help with physics?
im having problems with the both of these
The generator of a car idling at 875-rpm produces 12.4 V. What will the output be at a rotation speed of 1550 rpm assuming nothing else changes?
ans: _ V
i set this up like this 1550/875×12.4 but the answer im getting is wrong
When a car drives through the Earth’s magnetic field, an emf is induced in its vertical 75.0-cm-long radio antenna. If the Earth’s field (5.0 X 10-5 T) points north with a dip angle of 45°, what is the maximum emf induced in the antenna? The car’s speed is 30.0 m/s on a horizontal road.
and i just need help figure out how to set this up
- Andrew SmithLv 71 year agoFavorite Answer
"nothing else happens" is quite unrealistic.
The alternator is a parallel wound field coil. Without a regulator the volts are proportional to the square of the rotational rate.
This is because the increasing rate of rotation puts increasing volts on the field coils increasing the current through the field coils and increasing the value of B which then subsequently causes a further increase in volts.
Your question is presupposing a PERMANENT MAGNET generator which is not used in motor vehicles.
For that generator your set up is correct. It gives the correct answer.
So it isn't your problem There is something else that is wrong.
The basis is that if E = Bqv
then E2/E1 = v2/v1
E2 = E1 * (v2/v1)
=12.4 * 1550 / 875 = 22.0 V
So your figures are correct for the problem as specified.
You MIGHT have used an incorrect number of significant figures.
The second one is the product of the BLv where B is the component of the field perpendicular to the motion and to the length of the aerial.
This will only be a maximum if the car is travelling east or west. It must be zero if the car is driving North or South.
The COMPONENT of the field which is perpendicular to the aerial is 0.75 * cos(45)

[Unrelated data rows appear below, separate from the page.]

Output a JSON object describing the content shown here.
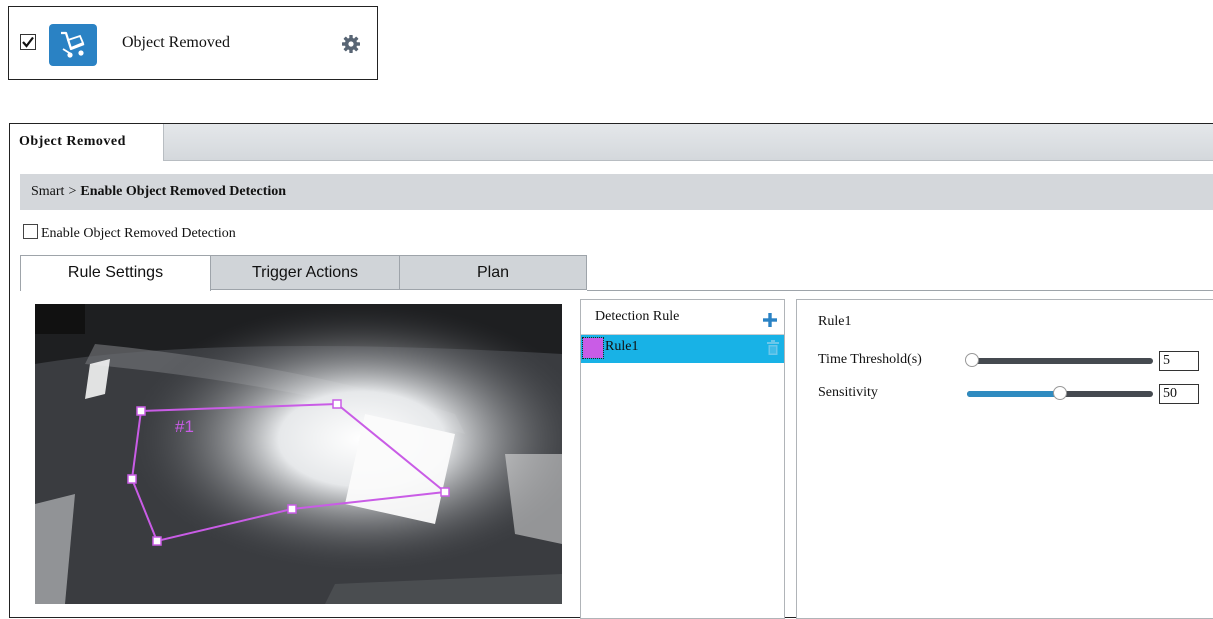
{
  "feature_card": {
    "enabled": true,
    "title": "Object Removed",
    "icon": "cart-remove-icon",
    "settings_icon": "gear-icon"
  },
  "panel": {
    "tab_title": "Object Removed",
    "breadcrumb": {
      "root": "Smart",
      "separator": ">",
      "current": "Enable Object Removed Detection"
    },
    "enable_label": "Enable Object Removed Detection",
    "enable_checked": false,
    "subtabs": [
      {
        "label": "Rule Settings",
        "active": true
      },
      {
        "label": "Trigger Actions",
        "active": false
      },
      {
        "label": "Plan",
        "active": false
      }
    ]
  },
  "video": {
    "region_label": "#1",
    "region_color": "#c95ce6"
  },
  "detection_rule": {
    "header": "Detection Rule",
    "rules": [
      {
        "name": "Rule1",
        "color": "#c95ce6",
        "selected": true
      }
    ]
  },
  "settings": {
    "rule_name": "Rule1",
    "time_threshold": {
      "label": "Time Threshold(s)",
      "value": "5",
      "fraction": 0.0
    },
    "sensitivity": {
      "label": "Sensitivity",
      "value": "50",
      "fraction": 0.5
    }
  },
  "colors": {
    "accent": "#2a82c4",
    "selected_row": "#18b2e6",
    "slider_fill": "#2f8bc0"
  }
}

Now just multiply the values.
- derframLv 71 year ago
"assuming nothing else changes"
Well there's your problem. If you are dealing with an unloaded generator, the output voltage will be proportional to rotational speed. If the generator is connected to a battery and incorporates a field regulator, then you need more information to find an answer.

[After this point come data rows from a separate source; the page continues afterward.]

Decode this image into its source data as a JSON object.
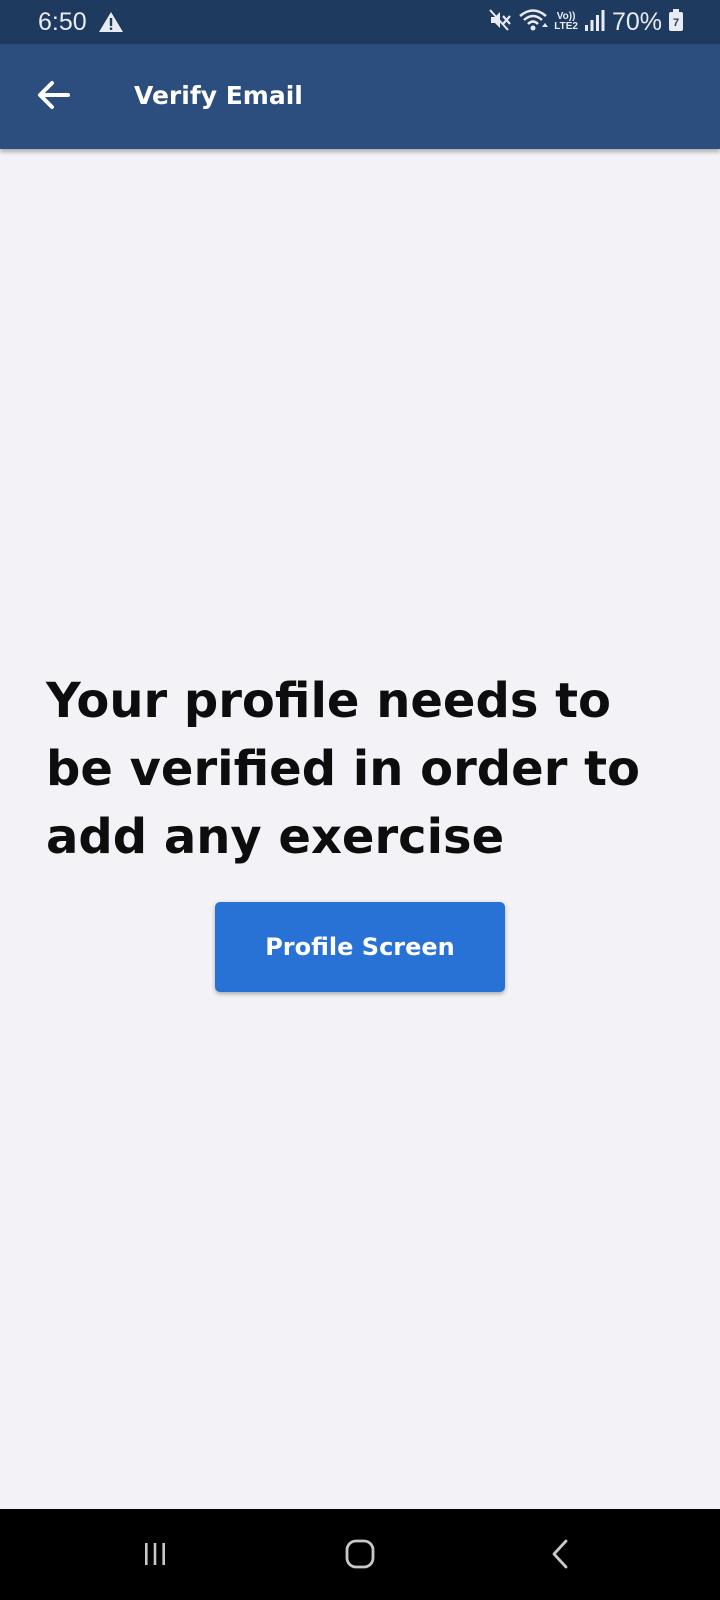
{
  "status_bar": {
    "time": "6:50",
    "battery": "70%",
    "network_top": "Vo))",
    "network_bottom": "LTE2",
    "battery_badge": "7",
    "icons": [
      "alert-triangle-icon",
      "mute-icon",
      "wifi-icon",
      "signal-icon",
      "battery-icon"
    ]
  },
  "app_bar": {
    "title": "Verify Email",
    "back_icon": "arrow-left-icon",
    "background_color": "#2c4e7e"
  },
  "main": {
    "message": "Your profile needs to be verified in order to add any exercise",
    "button_label": "Profile Screen",
    "button_color": "#2871d5"
  },
  "nav_bar": {
    "icons": [
      "recent-apps-icon",
      "home-icon",
      "back-icon"
    ]
  }
}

- billrussell42Lv 71 year ago
(1550/875)×12.4 would be correct (22v) if the generator were not connected to a battery, which controls the voltage.
If there is a battery connected, the answer depends on info you don't have available, such as battery charge, internal resistance, temperature, etc. But it will be about 13-14 volts